What are the Issues?
Click on the link below each issue to read the full Note.
Official Plan – Growth Management Strategy
Toronto’s strong development prospects will bring more people and jobs to the city, and an increased demand on existing infrastructure for both hard and soft services. Managing this growth is critical for the city’s quality of life. Understanding development trends, directing growth and ensuring that growth is aligned with infrastructure is an ongoing process for the City and requires a regular review of Provincial growth plans and the City’s Official Plan.
Overview of Waterfront Revitalization

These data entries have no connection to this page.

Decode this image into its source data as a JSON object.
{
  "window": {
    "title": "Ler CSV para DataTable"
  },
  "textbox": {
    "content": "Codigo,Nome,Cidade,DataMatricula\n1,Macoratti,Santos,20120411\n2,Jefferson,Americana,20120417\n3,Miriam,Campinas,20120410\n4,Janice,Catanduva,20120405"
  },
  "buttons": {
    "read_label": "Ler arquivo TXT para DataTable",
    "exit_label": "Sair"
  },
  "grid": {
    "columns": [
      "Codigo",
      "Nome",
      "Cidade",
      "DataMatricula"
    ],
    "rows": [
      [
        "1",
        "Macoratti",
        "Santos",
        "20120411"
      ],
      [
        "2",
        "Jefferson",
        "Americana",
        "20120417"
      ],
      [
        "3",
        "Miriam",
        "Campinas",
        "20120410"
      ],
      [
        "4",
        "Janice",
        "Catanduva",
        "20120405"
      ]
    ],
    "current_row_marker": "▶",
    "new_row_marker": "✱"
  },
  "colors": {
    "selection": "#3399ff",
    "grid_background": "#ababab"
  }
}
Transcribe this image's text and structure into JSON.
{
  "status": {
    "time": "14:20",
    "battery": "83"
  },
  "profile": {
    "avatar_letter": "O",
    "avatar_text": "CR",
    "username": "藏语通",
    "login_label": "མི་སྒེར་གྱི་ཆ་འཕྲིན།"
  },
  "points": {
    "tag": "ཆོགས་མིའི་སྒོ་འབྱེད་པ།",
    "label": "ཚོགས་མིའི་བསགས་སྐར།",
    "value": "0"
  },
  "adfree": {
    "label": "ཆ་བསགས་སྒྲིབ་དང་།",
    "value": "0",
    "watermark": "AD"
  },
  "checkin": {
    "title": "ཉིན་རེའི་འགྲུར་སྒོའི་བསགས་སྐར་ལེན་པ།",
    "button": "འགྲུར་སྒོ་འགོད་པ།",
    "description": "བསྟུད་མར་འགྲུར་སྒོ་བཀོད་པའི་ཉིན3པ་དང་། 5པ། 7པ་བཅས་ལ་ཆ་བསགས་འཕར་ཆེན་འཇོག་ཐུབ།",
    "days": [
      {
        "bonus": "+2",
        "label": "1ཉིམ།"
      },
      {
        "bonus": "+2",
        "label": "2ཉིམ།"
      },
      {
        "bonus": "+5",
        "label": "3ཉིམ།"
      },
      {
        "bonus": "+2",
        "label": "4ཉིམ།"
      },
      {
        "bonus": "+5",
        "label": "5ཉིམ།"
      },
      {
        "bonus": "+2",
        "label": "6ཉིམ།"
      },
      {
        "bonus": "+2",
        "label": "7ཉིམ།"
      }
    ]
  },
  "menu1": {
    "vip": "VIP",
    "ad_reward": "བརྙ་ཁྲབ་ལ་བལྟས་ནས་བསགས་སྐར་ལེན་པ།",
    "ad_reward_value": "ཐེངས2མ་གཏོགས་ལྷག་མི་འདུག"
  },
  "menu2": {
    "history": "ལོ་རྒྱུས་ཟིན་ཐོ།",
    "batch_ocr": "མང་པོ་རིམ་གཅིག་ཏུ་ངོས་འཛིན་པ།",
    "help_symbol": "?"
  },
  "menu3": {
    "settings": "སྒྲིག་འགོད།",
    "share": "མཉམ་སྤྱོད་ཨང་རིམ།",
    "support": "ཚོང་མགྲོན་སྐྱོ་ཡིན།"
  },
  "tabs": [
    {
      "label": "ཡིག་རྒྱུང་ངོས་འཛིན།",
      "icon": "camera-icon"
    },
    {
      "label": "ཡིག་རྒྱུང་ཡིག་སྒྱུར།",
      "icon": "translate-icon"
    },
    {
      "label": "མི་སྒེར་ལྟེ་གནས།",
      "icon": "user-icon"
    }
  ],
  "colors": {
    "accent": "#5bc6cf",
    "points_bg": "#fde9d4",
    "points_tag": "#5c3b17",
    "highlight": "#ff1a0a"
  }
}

The revitalization of Toronto’s waterfront is one of the largest urban redevelopment projects underway in North America. To lead the project, Waterfront Toronto was established in 2003 by the governments of Canada, Ontario and Toronto. Almost $1.5 billion in tri-government funding has been invested in waterfront revitalization, attracting thousands of new residents and jobs. In addition, governments have allocated $1.25 billion in funding over seven years for Port Lands Flood Protection.
Overall, considerable momentum has been built. However, with the forecasted addition of 40,000 new residents and 40,000 new jobs, revitalization is far from complete. There is a need to maintain momentum and invest in the infrastructure that future residents and businesses will need.
Bill 139 Implementation – New Planning Appeal System
In April 2018, the Province of Ontario proclaimed into law the Building Better Communities and Conserving Watersheds Act, 2017 (Bill 139). The Bill introduced significant changes to the planning appeal system and has a considerable impact on the City’s planning and development application review and approval process.
Implementation will require the City to manage reforms to existing processes required to implement Bill 139, and respond to the surge in the number of appeals to the Ontario Municipal Board prompted by the transition to the new Local Planning Appeal Tribunal (LAPT) appeals process.
Parks, Recreation and Leisure
Torontonians want safe parks and public spaces, easy access to recreation facilities and programs, and natural spaces that respond to and reflect changing demographics, and community needs.
Council has adopted the Community Recreation Growth Plan, Parks and Recreation Facilities Master Plan, Ravine Strategy, and Parks Plan to guide decision-making and investment in parks and recreation facilities, increase public engagement in parks, and preserve and enhance Toronto’s natural heritage. These plans further align with and help to advance, citywide strategies including the Seniors Strategy, Strong Neighbourhoods Strategy, Poverty Reduction Strategy, Climate Change, Clean Air and Sustainable Energy Action Plan.
Alternative Parkland Dedication Policy
The Planning Act (Section 42) allows the City to establish an alternative parkland dedication rate to require the dedication of parkland or cash-in-lieu to purchase or improve parkland as a condition of development or redevelopment. The City’s current alternate rate is 0.4 hectares per 300 units capped by site size. Over the past 12 years, the intensity of development has significantly increased although the alternative rate has remained unchanged. A new rate is required that reflects today’s development environment.
Major Capital Projects Process
In 2018, the City will have invested more than $720 million to maintain and upgrade its infrastructure in the public right of way. An estimated $360 million was earmarked for roads, expressways, bridges (including rehabilitation of the F. G. Gardiner Expressway); $300 million on sewers and water mains; and $60 million on basement flooding protection.
While these investments help address the City’s significant infrastructure renewal backlog and provide longer-term benefits, construction activities will have some adverse impacts on traffic, road users, residents, and businesses in the short term.